Today's show, hosted by Laurie Mercier, focuses on the challenges to organized labor; the need for and possibility of a new, cooperative world order; and a special piece that asks the question "does the ruling class really want to commit suicide?" There are also two brief musical interludes: Casey Neill's "Dancing on the Ruins (of multi-national corporations" and David Kearney's "Please Mr. President."
Bill Resnick talks with Max Richtman, president of the National Committee to Preserve Social Security and Medicare , who clarifies that Social Security is an earned benefit, and the program is not broke or breaking. The current program can continue paying full benefits for twenty years; and with a slight adjustment of the payroll cap, it can continue long after that. (Currently, only the first $113,000 of income is taxed, no matter whether someone's total income is $113,000 or $113,000,000). Half of all Social Security beneficiaries rely on the program for 90 % of their income, though the average benefit is only about $13,000 per year.
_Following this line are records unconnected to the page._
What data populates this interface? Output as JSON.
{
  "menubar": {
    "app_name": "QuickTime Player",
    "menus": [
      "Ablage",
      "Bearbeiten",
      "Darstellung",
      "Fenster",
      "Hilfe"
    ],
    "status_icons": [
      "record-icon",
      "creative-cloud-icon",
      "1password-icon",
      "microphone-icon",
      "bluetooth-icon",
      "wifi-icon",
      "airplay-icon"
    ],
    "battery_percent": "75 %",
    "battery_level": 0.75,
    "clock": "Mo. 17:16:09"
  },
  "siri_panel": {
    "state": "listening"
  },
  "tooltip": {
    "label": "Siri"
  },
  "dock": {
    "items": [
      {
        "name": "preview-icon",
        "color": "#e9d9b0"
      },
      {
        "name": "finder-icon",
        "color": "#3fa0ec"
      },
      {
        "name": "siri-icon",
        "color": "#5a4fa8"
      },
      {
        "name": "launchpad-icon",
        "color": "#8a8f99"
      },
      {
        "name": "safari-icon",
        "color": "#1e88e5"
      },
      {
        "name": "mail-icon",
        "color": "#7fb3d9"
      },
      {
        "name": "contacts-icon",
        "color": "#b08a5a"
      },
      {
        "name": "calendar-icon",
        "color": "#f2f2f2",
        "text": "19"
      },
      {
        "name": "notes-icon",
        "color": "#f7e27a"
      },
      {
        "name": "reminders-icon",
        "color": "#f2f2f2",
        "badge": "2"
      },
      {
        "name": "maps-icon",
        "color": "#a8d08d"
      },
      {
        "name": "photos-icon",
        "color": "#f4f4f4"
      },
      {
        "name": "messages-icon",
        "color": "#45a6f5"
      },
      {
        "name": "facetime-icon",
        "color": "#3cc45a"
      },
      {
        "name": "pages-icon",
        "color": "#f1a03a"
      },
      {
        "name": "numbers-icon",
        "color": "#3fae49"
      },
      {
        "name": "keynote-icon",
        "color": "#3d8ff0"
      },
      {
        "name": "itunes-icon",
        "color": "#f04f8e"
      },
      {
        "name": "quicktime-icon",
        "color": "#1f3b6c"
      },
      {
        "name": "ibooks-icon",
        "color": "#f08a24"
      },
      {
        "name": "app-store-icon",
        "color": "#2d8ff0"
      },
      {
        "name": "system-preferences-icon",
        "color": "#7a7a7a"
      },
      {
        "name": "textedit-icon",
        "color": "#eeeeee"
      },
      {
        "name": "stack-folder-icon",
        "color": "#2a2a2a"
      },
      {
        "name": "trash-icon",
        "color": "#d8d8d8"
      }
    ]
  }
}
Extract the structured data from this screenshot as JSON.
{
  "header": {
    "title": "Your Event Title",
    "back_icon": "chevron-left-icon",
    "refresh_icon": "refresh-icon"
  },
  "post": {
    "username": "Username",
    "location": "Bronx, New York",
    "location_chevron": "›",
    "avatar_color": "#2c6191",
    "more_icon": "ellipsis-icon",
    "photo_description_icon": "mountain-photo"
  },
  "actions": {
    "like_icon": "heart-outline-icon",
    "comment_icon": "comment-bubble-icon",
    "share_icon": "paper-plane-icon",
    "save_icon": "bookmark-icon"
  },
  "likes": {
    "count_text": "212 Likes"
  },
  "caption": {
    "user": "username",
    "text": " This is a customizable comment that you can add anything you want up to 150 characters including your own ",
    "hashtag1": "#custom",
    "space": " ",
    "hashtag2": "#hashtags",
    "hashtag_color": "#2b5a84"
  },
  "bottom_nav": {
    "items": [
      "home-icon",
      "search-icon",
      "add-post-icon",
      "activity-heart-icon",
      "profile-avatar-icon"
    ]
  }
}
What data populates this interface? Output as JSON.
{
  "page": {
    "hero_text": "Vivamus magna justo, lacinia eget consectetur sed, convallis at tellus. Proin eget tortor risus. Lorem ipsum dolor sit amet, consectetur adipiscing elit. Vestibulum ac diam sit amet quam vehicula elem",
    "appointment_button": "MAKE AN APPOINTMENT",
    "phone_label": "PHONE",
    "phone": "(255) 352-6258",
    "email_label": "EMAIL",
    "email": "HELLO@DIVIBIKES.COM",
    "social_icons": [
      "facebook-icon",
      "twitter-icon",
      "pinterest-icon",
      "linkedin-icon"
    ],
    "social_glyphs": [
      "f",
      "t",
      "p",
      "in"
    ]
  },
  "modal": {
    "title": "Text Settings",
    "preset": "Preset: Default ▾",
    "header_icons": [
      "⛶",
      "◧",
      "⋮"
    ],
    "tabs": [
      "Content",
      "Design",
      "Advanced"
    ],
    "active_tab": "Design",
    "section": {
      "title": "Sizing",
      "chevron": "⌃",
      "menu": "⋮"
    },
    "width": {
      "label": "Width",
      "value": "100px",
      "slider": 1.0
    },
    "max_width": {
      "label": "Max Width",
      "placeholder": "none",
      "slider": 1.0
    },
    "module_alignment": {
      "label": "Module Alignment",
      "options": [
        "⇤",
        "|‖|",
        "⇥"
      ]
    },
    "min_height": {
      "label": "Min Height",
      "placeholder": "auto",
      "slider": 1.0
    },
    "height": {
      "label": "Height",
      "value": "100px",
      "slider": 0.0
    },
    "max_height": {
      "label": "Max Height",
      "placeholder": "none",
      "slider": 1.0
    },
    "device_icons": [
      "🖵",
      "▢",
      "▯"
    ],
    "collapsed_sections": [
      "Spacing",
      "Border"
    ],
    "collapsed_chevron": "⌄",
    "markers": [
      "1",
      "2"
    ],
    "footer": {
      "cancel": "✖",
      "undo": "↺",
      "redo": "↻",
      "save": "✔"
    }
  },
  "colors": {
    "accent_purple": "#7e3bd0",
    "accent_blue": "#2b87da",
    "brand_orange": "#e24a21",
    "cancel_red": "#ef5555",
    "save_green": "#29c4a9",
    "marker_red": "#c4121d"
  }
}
Bill and Max discuss how chained CPI would reduce benefits.
Clayton Morgareidge reads from and comments on David Graeber's The Democracy Project, which argues that our whole political system functions by bribery, and that the corruption of government entails the corruption of language through euphemism. For instance, rape, torture, and murder are now "human rights violations"; bribery of public officials is "lobbying"; soliciting bribes is "fundraising."
Movie Moles Denise Morris and Jan Haaken discuss Fruitvale Station, the dramatization of Oscar Grant's killing by Bay Area Rapid Transit guard Johannes Mehserle on New Years Eve 2008. They discuss some of the complexities of fictional films about real events, and suggest that director Ryan Coogler's film overcompensates for the otherwise negative portrayals of young Black men in mainstream media. They also consider the contrast between community intervention to defuse tense situations and the tendency of police to escalate violence, as well as the irony of appealing to the criminal injustice system for redress of grievances.
Beginning October 7th, KBOO began a trial period of 'The Thom Hartmann Show' from 4 - 5 pm weekdays. Click here to find out more about our trial period of airing Thom Hartmann - we want to hear your response!
KBOO 90.7 FM is seeking a Station Manager to lead our dynamic 45 year old non-commercial, community radio station.
We are looking for:
• Nonprofit management experience.
• Ability to thrive and work collaboratively in a decentralized organization.
• Ability to delegate, plan and organize people to meet goals and objectives.